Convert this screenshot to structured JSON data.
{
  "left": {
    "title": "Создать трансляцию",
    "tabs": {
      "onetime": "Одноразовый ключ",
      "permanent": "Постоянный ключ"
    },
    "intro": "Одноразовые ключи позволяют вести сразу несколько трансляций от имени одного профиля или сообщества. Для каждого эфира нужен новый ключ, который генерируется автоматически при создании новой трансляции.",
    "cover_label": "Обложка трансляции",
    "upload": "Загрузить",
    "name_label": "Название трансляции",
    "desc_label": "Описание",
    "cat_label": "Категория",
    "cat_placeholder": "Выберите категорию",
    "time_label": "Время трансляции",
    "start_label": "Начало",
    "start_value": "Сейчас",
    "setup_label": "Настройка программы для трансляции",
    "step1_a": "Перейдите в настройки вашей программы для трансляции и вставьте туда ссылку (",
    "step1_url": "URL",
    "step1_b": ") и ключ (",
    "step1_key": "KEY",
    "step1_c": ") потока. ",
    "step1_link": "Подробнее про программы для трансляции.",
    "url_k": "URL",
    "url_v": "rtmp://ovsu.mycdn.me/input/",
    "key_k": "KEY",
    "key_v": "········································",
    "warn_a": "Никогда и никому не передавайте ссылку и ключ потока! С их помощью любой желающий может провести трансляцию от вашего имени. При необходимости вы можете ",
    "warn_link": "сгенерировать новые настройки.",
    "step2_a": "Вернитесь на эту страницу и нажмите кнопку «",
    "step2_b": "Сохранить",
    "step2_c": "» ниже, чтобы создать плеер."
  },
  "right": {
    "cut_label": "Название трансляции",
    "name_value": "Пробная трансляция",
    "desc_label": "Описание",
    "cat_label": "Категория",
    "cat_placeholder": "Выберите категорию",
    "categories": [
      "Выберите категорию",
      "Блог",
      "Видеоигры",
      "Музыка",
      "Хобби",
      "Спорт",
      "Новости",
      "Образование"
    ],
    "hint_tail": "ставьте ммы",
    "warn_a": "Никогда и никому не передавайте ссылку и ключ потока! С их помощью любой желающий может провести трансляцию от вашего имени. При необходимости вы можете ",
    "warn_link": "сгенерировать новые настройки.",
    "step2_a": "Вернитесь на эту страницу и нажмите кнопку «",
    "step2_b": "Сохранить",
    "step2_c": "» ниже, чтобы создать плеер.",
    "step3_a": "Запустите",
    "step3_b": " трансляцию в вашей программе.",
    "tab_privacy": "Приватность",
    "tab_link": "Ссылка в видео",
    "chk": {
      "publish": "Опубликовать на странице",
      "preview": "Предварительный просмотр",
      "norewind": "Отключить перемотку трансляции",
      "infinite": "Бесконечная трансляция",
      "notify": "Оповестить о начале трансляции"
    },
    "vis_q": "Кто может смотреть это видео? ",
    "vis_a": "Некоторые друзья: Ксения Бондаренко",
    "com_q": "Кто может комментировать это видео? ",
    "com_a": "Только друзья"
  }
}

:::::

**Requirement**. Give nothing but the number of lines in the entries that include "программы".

**Answer for the task**. 3